Senator Rand Paul is not an isolationist, he’s more of a homebody.
Since entering the Senate in January 2011, Paul has spent much of his time focused on reimagining America’s role in the world, but he apparently doesn't have much interest in traveling to many of the places he talks about.
In his capacity as a federal lawmaker, Paul has traveled abroad just once: to Israel and Jordan in 2013 for a privately funded tour that was described as an “information gathering trip.”
Paul met with King Abdullah and swam in the Dead Sea, clad in flower-printed swim trunks.
Beyond that jaunt to the Middle East, Senator Paul’s feet have remained firmly on American soil, according to Senate records.
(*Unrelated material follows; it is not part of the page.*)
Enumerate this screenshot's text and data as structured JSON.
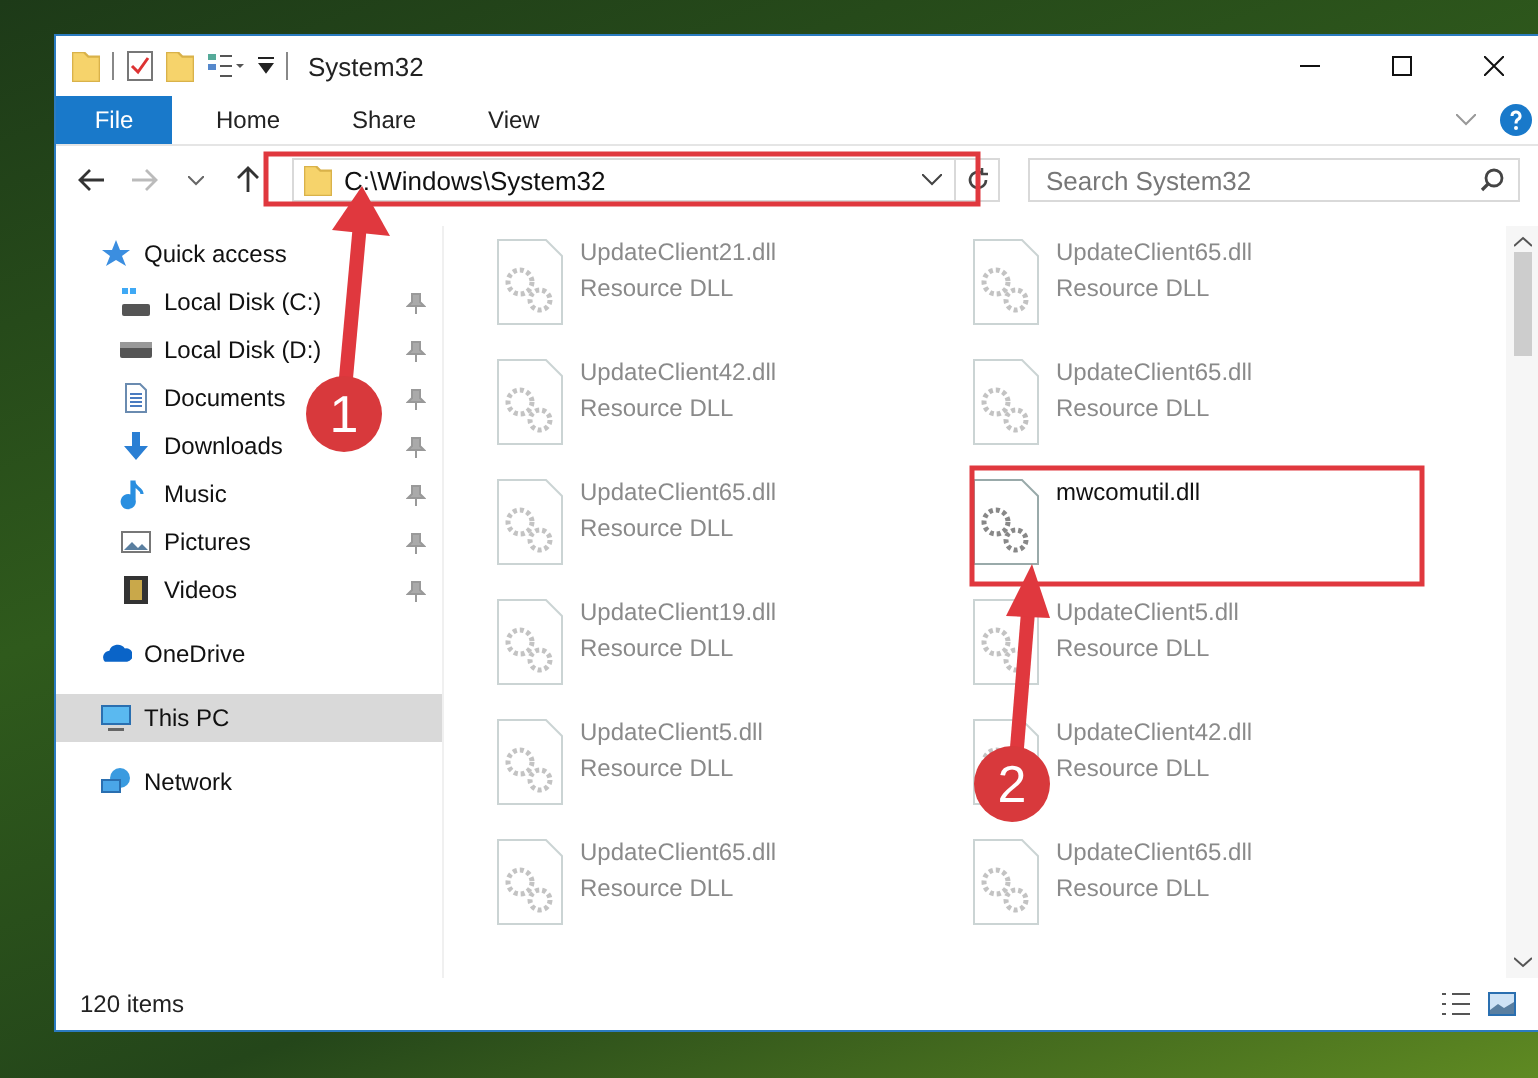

Being a foreign policy expert who never goes anywhere foreign is not necessarily hypocritical, though it is a little unusual, especially because Paul has served on the Foreign Relations Committee since 2013.
Paul is the only returning member on the committee—Republican or Democrat—who has not made some kind of official international trip during their time in Congress.
Congressional delegation trips are taxpayer-funded and are commonly used by lawmakers to meet with foreign leaders and better understand different parts of the world—particularly if they are on committees that handle international affairs.
Paul’s aides respond to questions about the senator’s lack of international travel by noting that in his role as a doctor—he is an ophthalmologist by trade—Paul visited Guatemala in August to perform eye surgery on the poor. Sergio Gor, his spokesman, also said in an email that Paul “plans another trip this summer to a yet to be announced nation.”
(It’s actually not such a big secret. In a January interview in Las Vegas, Paul told me, “I’ll be in Haiti in August doing surgery.”)
Compared to Paul, the senator’s likely Republican primary rivals in the Senate are globe-trotters.
According to his travel disclosures, Senator Ted Cruz has traveled three times as a part of a congressional delegation, including one trip led by then-Minority Leader Mitch McConnell, to Israel, Afghanistan and Italy in January 2013.
Senator Marco Rubio has been on several foreign trips as a member of the Intelligence and Foreign Relations Committee. In 2011, he visited Kuwait, Pakistan, Afghanistan and the United Kingdom. And in 2014, he jetted off to Japan, the Philippines and South Korea.
Several GOP governors, who have less of a responsibility to travel abroad than a federal lawmaker who oversees American foreign policy, have been far more interested in seeing the world than Paul. In August, Rick Perry, who is not often accused of being worldly, embarked on an “economic development trip” to England, Germany, Poland, and Ukraine.
Chris Christie traveled to Mexico in 2014 and to the United Kingdom in January 2015. Just this past week Scott Walker also traveled to London to burnish his foreign policy credentials.
Asked if Paul’s passport had expired since his 2013 trip to Israel, his senior aide Doug Stafford said via email: “What.”
Perhaps, I wondered, there was a philosophical or scheduling reason that Paul had not made trips similar to his potential 2016 rivals?
“No specific reason,” Gor said.
His lack of visas hasn’t stopped Paul from aggressively speaking out about America’s foreign policy in the Middle East. He frequently spars with his fellow Republicans–Rubio, Christie, Perry, John McCain, Lindsey Graham—and with the Obama administration and Hillary Clinton.
His social media accounts are constantly peppered with foreign policy criticisms. One day last week, Paul’s social media team fired off five Tweets, claiming “#HillarysWar” in Libya “Created chaos in the Middle East. RETWEET IF YOU AGREE”
In December, he introduced a Declaration of War against ISIS.
Given Paul’s intense interest in the region, I asked Gor if the senator has plans to visit the Middle East. Gor emailed: “He’s visited Israel and Jordan in the past.”
Paul spent 2014 trying to convince the public that he is not an “isolationist,” as he is often branded, or even a “noninterventionist,” a moniker his father, former Congressman and presidential candidate Ron Paul, wears proudly. Paul has rebranded himself a “conservative realist,” a fuzzy label that he has struggled to define, but sounds pleasant and American.
Though if Paul really wants to shake those other labels, he should probably keep his travel records well-hidden.